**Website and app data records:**
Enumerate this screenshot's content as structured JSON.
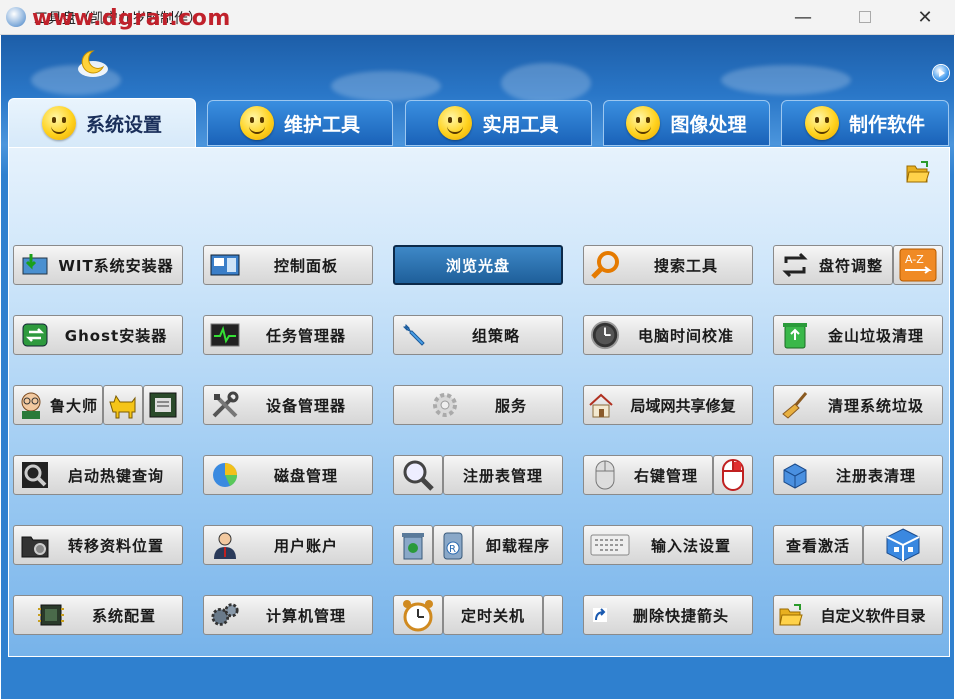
{
  "window": {
    "title": "工具盘（凯宁九岁时制作）",
    "watermark": "www.dgrar.com"
  },
  "tabs": [
    {
      "label": "系统设置",
      "active": true
    },
    {
      "label": "维护工具",
      "active": false
    },
    {
      "label": "实用工具",
      "active": false
    },
    {
      "label": "图像处理",
      "active": false
    },
    {
      "label": "制作软件",
      "active": false
    }
  ],
  "buttons": {
    "r1": [
      "WIT系统安装器",
      "控制面板",
      "浏览光盘",
      "搜索工具",
      "盘符调整"
    ],
    "r2": [
      "Ghost安装器",
      "任务管理器",
      "组策略",
      "电脑时间校准",
      "金山垃圾清理"
    ],
    "r3": [
      "鲁大师",
      "设备管理器",
      "服务",
      "局域网共享修复",
      "清理系统垃圾"
    ],
    "r4": [
      "启动热键查询",
      "磁盘管理",
      "注册表管理",
      "右键管理",
      "注册表清理"
    ],
    "r5": [
      "转移资料位置",
      "用户账户",
      "卸载程序",
      "输入法设置",
      "查看激活"
    ],
    "r6": [
      "系统配置",
      "计算机管理",
      "定时关机",
      "删除快捷箭头",
      "自定义软件目录"
    ]
  },
  "colors": {
    "accent": "#2a77c8",
    "active_button": "#1e5f9a"
  }
}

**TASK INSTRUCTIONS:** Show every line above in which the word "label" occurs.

**OUTPUT:**
      "label": "系统设置",
      "label": "维护工具",
      "label": "实用工具",
      "label": "图像处理",
      "label": "制作软件",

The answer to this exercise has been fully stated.